The answer must consist of every line from the entries that holds the word "assets".
━━━━━━
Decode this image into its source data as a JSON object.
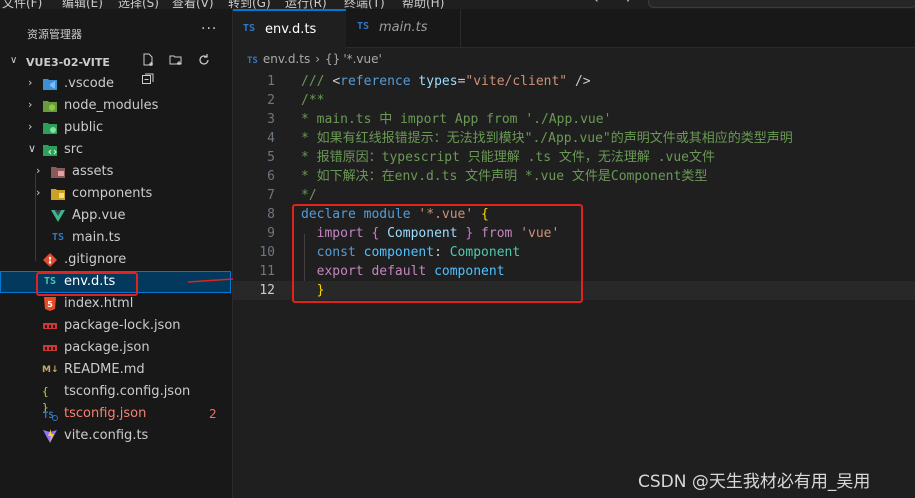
{
  "menubar": {
    "items": [
      "文件(F)",
      "编辑(E)",
      "选择(S)",
      "查看(V)",
      "转到(G)",
      "运行(R)",
      "终端(T)",
      "帮助(H)"
    ],
    "nav_back": "←",
    "nav_forward": "→"
  },
  "sidebar": {
    "title": "资源管理器",
    "more": "···",
    "project": {
      "name": "VUE3-02-VITE",
      "actions": [
        "new-file-icon",
        "new-folder-icon",
        "refresh-icon",
        "collapse-all-icon"
      ]
    },
    "items": [
      {
        "label": ".vscode",
        "kind": "folder",
        "expanded": false,
        "icon": "vscode-folder-icon"
      },
      {
        "label": "node_modules",
        "kind": "folder",
        "expanded": false,
        "icon": "node-folder-icon"
      },
      {
        "label": "public",
        "kind": "folder",
        "expanded": false,
        "icon": "public-folder-icon"
      },
      {
        "label": "src",
        "kind": "folder",
        "expanded": true,
        "icon": "src-folder-icon"
      },
      {
        "label": "assets",
        "kind": "folder",
        "expanded": false,
        "icon": "assets-folder-icon"
      },
      {
        "label": "components",
        "kind": "folder",
        "expanded": false,
        "icon": "components-folder-icon"
      },
      {
        "label": "App.vue",
        "kind": "file",
        "icon": "vue-icon"
      },
      {
        "label": "main.ts",
        "kind": "file",
        "icon": "ts-icon",
        "badge_text": "TS"
      },
      {
        "label": ".gitignore",
        "kind": "file",
        "icon": "git-icon"
      },
      {
        "label": "env.d.ts",
        "kind": "file",
        "icon": "ts-icon",
        "badge_text": "TS",
        "selected": true
      },
      {
        "label": "index.html",
        "kind": "file",
        "icon": "html-icon"
      },
      {
        "label": "package-lock.json",
        "kind": "file",
        "icon": "npm-icon"
      },
      {
        "label": "package.json",
        "kind": "file",
        "icon": "npm-icon"
      },
      {
        "label": "README.md",
        "kind": "file",
        "icon": "markdown-icon",
        "badge_text": "M↓"
      },
      {
        "label": "tsconfig.config.json",
        "kind": "file",
        "icon": "json-icon",
        "badge_text": "{ }"
      },
      {
        "label": "tsconfig.json",
        "kind": "file",
        "icon": "tsconfig-icon",
        "error_count": "2"
      },
      {
        "label": "vite.config.ts",
        "kind": "file",
        "icon": "vite-icon"
      }
    ]
  },
  "tabs": [
    {
      "label": "env.d.ts",
      "badge": "TS",
      "active": true
    },
    {
      "label": "main.ts",
      "badge": "TS",
      "active": false
    }
  ],
  "breadcrumb": {
    "file": "env.d.ts",
    "badge": "TS",
    "symbol_icon": "{}",
    "symbol": "'*.vue'"
  },
  "editor": {
    "line_numbers": [
      "1",
      "2",
      "3",
      "4",
      "5",
      "6",
      "7",
      "8",
      "9",
      "10",
      "11",
      "12"
    ],
    "active_line": 12,
    "lines": [
      [
        {
          "t": "/// ",
          "c": "cm"
        },
        {
          "t": "<",
          "c": "pl"
        },
        {
          "t": "reference",
          "c": "kw"
        },
        {
          "t": " ",
          "c": "pl"
        },
        {
          "t": "types",
          "c": "attr"
        },
        {
          "t": "=",
          "c": "pl"
        },
        {
          "t": "\"vite/client\"",
          "c": "str"
        },
        {
          "t": " />",
          "c": "pl"
        }
      ],
      [
        {
          "t": "/**",
          "c": "cm"
        }
      ],
      [
        {
          "t": "* main.ts 中 import App from './App.vue'",
          "c": "cm"
        }
      ],
      [
        {
          "t": "* 如果有红线报错提示：无法找到模块\"./App.vue\"的声明文件或其相应的类型声明",
          "c": "cm"
        }
      ],
      [
        {
          "t": "* 报错原因：typescript 只能理解 .ts 文件，无法理解 .vue文件",
          "c": "cm"
        }
      ],
      [
        {
          "t": "* 如下解决：在env.d.ts 文件声明 *.vue 文件是Component类型",
          "c": "cm"
        }
      ],
      [
        {
          "t": "*/",
          "c": "cm"
        }
      ],
      [
        {
          "t": "declare",
          "c": "kw"
        },
        {
          "t": " ",
          "c": "pl"
        },
        {
          "t": "module",
          "c": "kw"
        },
        {
          "t": " ",
          "c": "pl"
        },
        {
          "t": "'*.vue'",
          "c": "str"
        },
        {
          "t": " ",
          "c": "pl"
        },
        {
          "t": "{",
          "c": "br1"
        }
      ],
      [
        {
          "t": "  ",
          "c": "pl"
        },
        {
          "t": "import",
          "c": "kw2"
        },
        {
          "t": " ",
          "c": "pl"
        },
        {
          "t": "{",
          "c": "br2"
        },
        {
          "t": " ",
          "c": "pl"
        },
        {
          "t": "Component",
          "c": "attr"
        },
        {
          "t": " ",
          "c": "pl"
        },
        {
          "t": "}",
          "c": "br2"
        },
        {
          "t": " ",
          "c": "pl"
        },
        {
          "t": "from",
          "c": "kw2"
        },
        {
          "t": " ",
          "c": "pl"
        },
        {
          "t": "'vue'",
          "c": "str"
        }
      ],
      [
        {
          "t": "  ",
          "c": "pl"
        },
        {
          "t": "const",
          "c": "kw"
        },
        {
          "t": " ",
          "c": "pl"
        },
        {
          "t": "component",
          "c": "var"
        },
        {
          "t": ": ",
          "c": "pl"
        },
        {
          "t": "Component",
          "c": "typ"
        }
      ],
      [
        {
          "t": "  ",
          "c": "pl"
        },
        {
          "t": "export",
          "c": "kw2"
        },
        {
          "t": " ",
          "c": "pl"
        },
        {
          "t": "default",
          "c": "kw2"
        },
        {
          "t": " ",
          "c": "pl"
        },
        {
          "t": "component",
          "c": "var"
        }
      ],
      [
        {
          "t": "  ",
          "c": "pl"
        },
        {
          "t": "}",
          "c": "br1"
        }
      ]
    ]
  },
  "watermark": "CSDN @天生我材必有用_吴用",
  "colors": {
    "accent": "#0078d4",
    "highlight_box": "#e0231d",
    "error": "#f88070"
  }
}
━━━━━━
WRITTEN RESPONSE:
        "label": "assets",
        "icon": "assets-folder-icon"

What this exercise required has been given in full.